**Information provided**.
BEGIN

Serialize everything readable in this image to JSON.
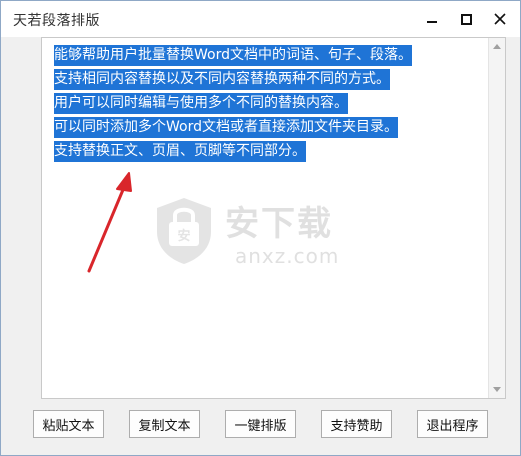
{
  "window": {
    "title": "天若段落排版"
  },
  "editor": {
    "lines": [
      "能够帮助用户批量替换Word文档中的词语、句子、段落。",
      "支持相同内容替换以及不同内容替换两种不同的方式。",
      "用户可以同时编辑与使用多个不同的替换内容。",
      "可以同时添加多个Word文档或者直接添加文件夹目录。",
      "支持替换正文、页眉、页脚等不同部分。"
    ],
    "selection_color": "#1f74d6"
  },
  "watermark": {
    "cn": "安下载",
    "en": "anxz.com",
    "icon": "shield-lock-icon"
  },
  "buttons": {
    "paste": "粘贴文本",
    "copy": "复制文本",
    "format": "一键排版",
    "support": "支持赞助",
    "exit": "退出程序"
  },
  "colors": {
    "annotation_arrow": "#d9262b"
  }
}
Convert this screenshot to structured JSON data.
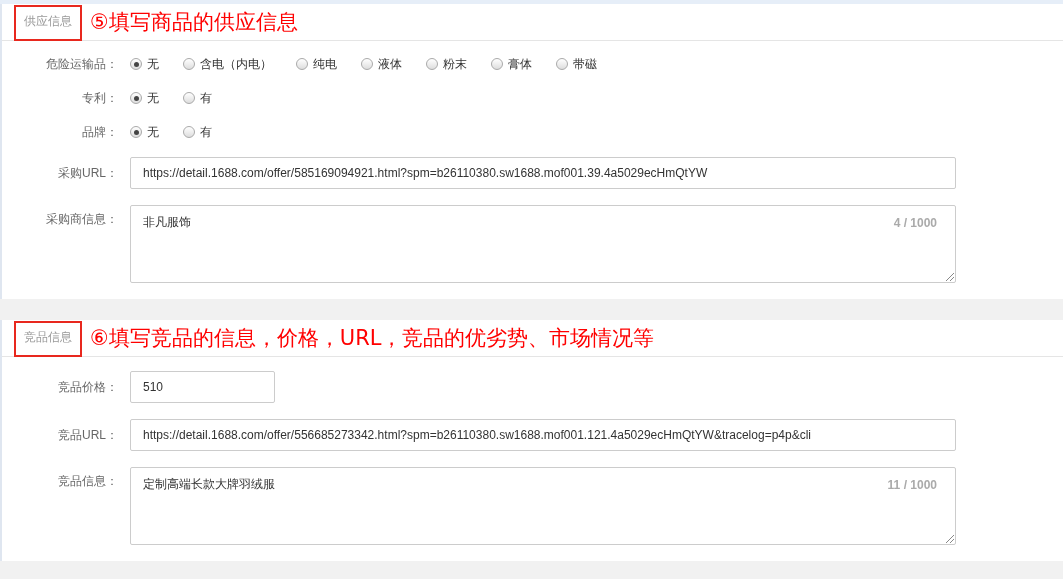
{
  "sections": [
    {
      "title": "供应信息",
      "annotation": "⑤填写商品的供应信息",
      "fields": [
        {
          "kind": "radio",
          "label": "危险运输品：",
          "options": [
            {
              "label": "无",
              "selected": true
            },
            {
              "label": "含电（内电）",
              "selected": false
            },
            {
              "label": "纯电",
              "selected": false
            },
            {
              "label": "液体",
              "selected": false
            },
            {
              "label": "粉末",
              "selected": false
            },
            {
              "label": "膏体",
              "selected": false
            },
            {
              "label": "带磁",
              "selected": false
            }
          ]
        },
        {
          "kind": "radio",
          "label": "专利：",
          "options": [
            {
              "label": "无",
              "selected": true
            },
            {
              "label": "有",
              "selected": false
            }
          ]
        },
        {
          "kind": "radio",
          "label": "品牌：",
          "options": [
            {
              "label": "无",
              "selected": true
            },
            {
              "label": "有",
              "selected": false
            }
          ]
        },
        {
          "kind": "text",
          "label": "采购URL：",
          "value": "https://detail.1688.com/offer/585169094921.html?spm=b26110380.sw1688.mof001.39.4a5029ecHmQtYW"
        },
        {
          "kind": "textarea",
          "label": "采购商信息：",
          "value": "非凡服饰",
          "counter": "4 / 1000"
        }
      ]
    },
    {
      "title": "竞品信息",
      "annotation": "⑥填写竞品的信息，价格，URL，竞品的优劣势、市场情况等",
      "fields": [
        {
          "kind": "short",
          "label": "竞品价格：",
          "value": "510"
        },
        {
          "kind": "text",
          "label": "竞品URL：",
          "value": "https://detail.1688.com/offer/556685273342.html?spm=b26110380.sw1688.mof001.121.4a5029ecHmQtYW&tracelog=p4p&cli"
        },
        {
          "kind": "textarea",
          "label": "竞品信息：",
          "value": "定制高端长款大牌羽绒服",
          "counter": "11 / 1000"
        }
      ]
    }
  ]
}
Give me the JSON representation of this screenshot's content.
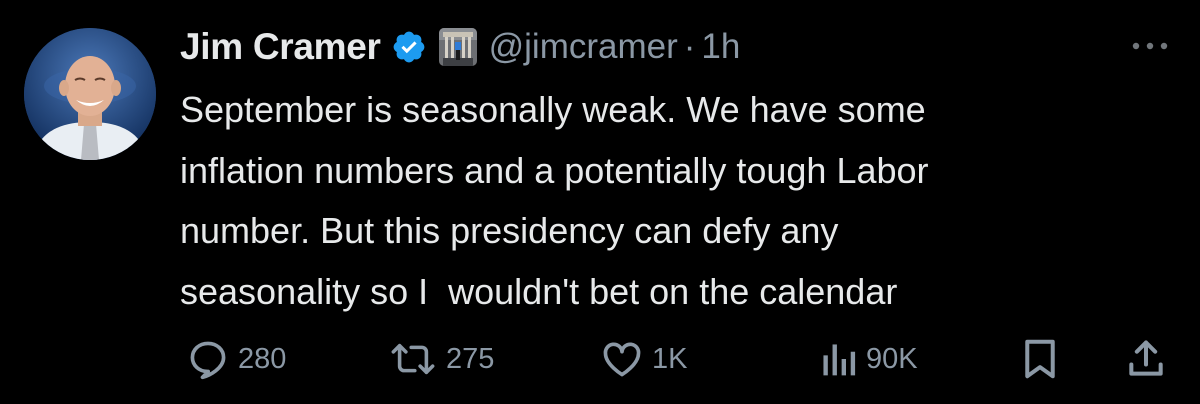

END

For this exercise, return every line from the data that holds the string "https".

**Problem solution**.
          "value": "https://detail.1688.com/offer/585169094921.html?spm=b26110380.sw1688.mof001.39.4a5029ecHmQtYW"
          "value": "https://detail.1688.com/offer/556685273342.html?spm=b26110380.sw1688.mof001.121.4a5029ecHmQtYW&tracelog=p4p&cli"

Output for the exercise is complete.